> **TASK REQUIREMENTS**:
With respect to the word "letter", report how many lines of the following listing include it. Give nothing but the number.

> **WORKING DATA**:
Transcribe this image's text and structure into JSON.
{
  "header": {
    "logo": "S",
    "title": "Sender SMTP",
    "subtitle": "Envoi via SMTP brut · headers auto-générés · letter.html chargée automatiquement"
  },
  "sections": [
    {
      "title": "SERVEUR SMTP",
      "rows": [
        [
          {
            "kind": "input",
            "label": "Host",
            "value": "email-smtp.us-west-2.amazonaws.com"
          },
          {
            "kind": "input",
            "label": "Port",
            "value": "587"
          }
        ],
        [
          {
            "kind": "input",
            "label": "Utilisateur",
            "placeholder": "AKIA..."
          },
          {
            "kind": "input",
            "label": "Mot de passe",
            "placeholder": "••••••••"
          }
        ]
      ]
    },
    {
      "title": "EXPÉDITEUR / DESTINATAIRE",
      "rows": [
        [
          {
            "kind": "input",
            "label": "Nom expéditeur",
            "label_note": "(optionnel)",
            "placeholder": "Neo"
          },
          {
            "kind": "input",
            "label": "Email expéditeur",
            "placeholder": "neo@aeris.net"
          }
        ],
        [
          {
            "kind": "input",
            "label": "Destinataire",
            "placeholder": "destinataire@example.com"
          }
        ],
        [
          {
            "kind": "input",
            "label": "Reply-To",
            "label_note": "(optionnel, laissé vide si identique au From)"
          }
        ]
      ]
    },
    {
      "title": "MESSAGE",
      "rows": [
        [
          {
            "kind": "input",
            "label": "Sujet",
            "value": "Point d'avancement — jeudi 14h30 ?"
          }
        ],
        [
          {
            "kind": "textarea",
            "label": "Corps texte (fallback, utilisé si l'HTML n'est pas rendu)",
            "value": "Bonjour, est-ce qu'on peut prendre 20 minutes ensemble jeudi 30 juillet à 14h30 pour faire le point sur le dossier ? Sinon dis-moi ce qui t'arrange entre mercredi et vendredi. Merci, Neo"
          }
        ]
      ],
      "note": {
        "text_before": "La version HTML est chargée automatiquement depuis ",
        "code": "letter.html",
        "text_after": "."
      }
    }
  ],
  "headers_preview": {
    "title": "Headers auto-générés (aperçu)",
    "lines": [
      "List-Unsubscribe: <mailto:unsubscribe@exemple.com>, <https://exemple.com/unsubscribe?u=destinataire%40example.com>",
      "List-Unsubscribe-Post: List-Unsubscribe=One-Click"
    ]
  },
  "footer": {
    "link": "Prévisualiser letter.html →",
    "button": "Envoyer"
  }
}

> **YOUR SOLUTION**:
3